Amazing stuff.

But what do I do now?

When you’re choosing a Twitter image provider check through the terms and conditions carefully. Once you’ve fixed on a service keep an eye out for sneaky tweaks to the terms and conditions. The companies are not obliged to tell you when the terms change – the onus is on you to keep up to date.

The phrase I think you need to keep a close eye out for is “you hereby grant [name] a non-exclusive, fully paid and royalty-free, worldwide, license”.

That seems to be the common basic wording for the license which includes the WENN agreements on Plixi and Twitpic as well as the terms of usage on Facebook and a thousand other sites. What it means – to the best of my knowledge – is as follows:

‘non-exclusive’ – This means that the WENN agreement doesn’t stop you selling the image on yourself as you see fit.

‘fully paid’ – I believe this means that the image provider is not obliged to meet any future costs – i.e. the license fee of zero pounds has been paid.

‘royalty-free’ – The image provider does not need to pay you any royalties should your images be used commercially.

‘worldwide’ – Self explanatory.

There might also be fun words like ‘irrevocable’, ‘sublicensable’ and ‘unlimited’ thrown in for good measure.

Ultimately it’s up to you how much you value your images and how much control you wish to retain over them. If you couldn’t give two hoots, use a terrible quality camera and have trouble getting even your nearest and dearest interesting in looking at them you’re probably fine but if you place value on particular images or you would be furious to see them being used to profit someone (other than yourself) I advise you only go with services you trust completely, keep reviewing the T&Cs and have a good look at the Creative Commons licences available.

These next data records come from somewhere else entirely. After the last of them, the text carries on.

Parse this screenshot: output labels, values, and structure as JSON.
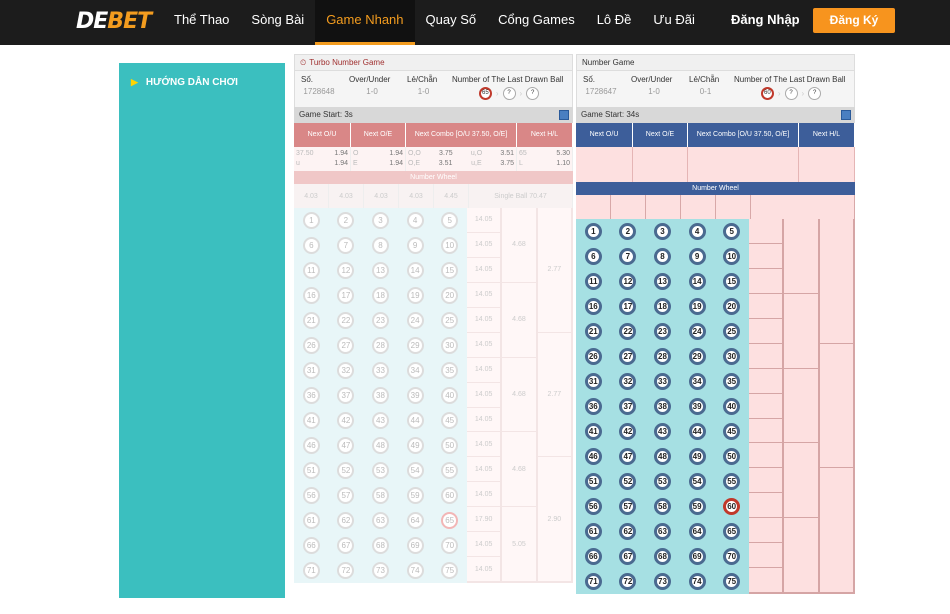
{
  "header": {
    "logo": {
      "a": "DE",
      "b": "BET"
    },
    "nav": [
      "Thể Thao",
      "Sòng Bài",
      "Game Nhanh",
      "Quay Số",
      "Cổng Games",
      "Lô Đề",
      "Ưu Đãi"
    ],
    "active": "Game Nhanh",
    "login": "Đăng Nhập",
    "register": "Đăng Ký"
  },
  "sidebar": {
    "item": "HƯỚNG DẪN CHƠI"
  },
  "panels": [
    {
      "title": "Turbo Number Game",
      "so_label": "Số.",
      "so": "1728648",
      "ou_label": "Over/Under",
      "ou": "1-0",
      "lc_label": "Lẻ/Chẵn",
      "lc": "1-0",
      "last_label": "Number of The Last Drawn Ball",
      "last": [
        "65",
        "?",
        "?"
      ],
      "game_start": "Game Start: 3s",
      "h": {
        "ou": "Next O/U",
        "oe": "Next O/E",
        "combo": "Next Combo [O/U 37.50, O/E]",
        "hl": "Next H/L"
      },
      "odds": {
        "ou": [
          [
            "37.50",
            "1.94"
          ],
          [
            "u",
            "1.94"
          ]
        ],
        "oe": [
          [
            "O",
            "1.94"
          ],
          [
            "E",
            "1.94"
          ]
        ],
        "combo": [
          [
            "O,O",
            "3.75",
            "u,O",
            "3.51"
          ],
          [
            "O,E",
            "3.51",
            "u,E",
            "3.75"
          ]
        ],
        "hl": [
          [
            "65",
            "5.30"
          ],
          [
            "L",
            "1.10"
          ]
        ]
      },
      "nw_label": "Number Wheel",
      "nw": [
        "4.03",
        "4.03",
        "4.03",
        "4.03",
        "4.45",
        "Single Ball  70.47"
      ],
      "row_odds": [
        "14.05",
        "14.05",
        "14.05",
        "14.05",
        "14.05",
        "14.05",
        "14.05",
        "14.05",
        "14.05",
        "14.05",
        "14.05",
        "14.05",
        "17.90",
        "14.05",
        "14.05"
      ],
      "group5": [
        "4.68",
        "4.68",
        "4.68",
        "4.68",
        "5.05"
      ],
      "group3": [
        "2.77",
        "2.77",
        "2.90"
      ],
      "hot": 65
    },
    {
      "title": "Number Game",
      "so_label": "Số.",
      "so": "1728647",
      "ou_label": "Over/Under",
      "ou": "1-0",
      "lc_label": "Lẻ/Chẵn",
      "lc": "0-1",
      "last_label": "Number of The Last Drawn Ball",
      "last": [
        "60",
        "?",
        "?"
      ],
      "game_start": "Game Start: 34s",
      "h": {
        "ou": "Next O/U",
        "oe": "Next O/E",
        "combo": "Next Combo [O/U 37.50, O/E]",
        "hl": "Next H/L"
      },
      "nw_label": "Number Wheel",
      "hot": 60
    }
  ]
}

If you’re a lawyer and have any further insight please do get in touch and I’ll add detail or amend accordingly. Similarly if you have opinions on the matter I’d love to hear them!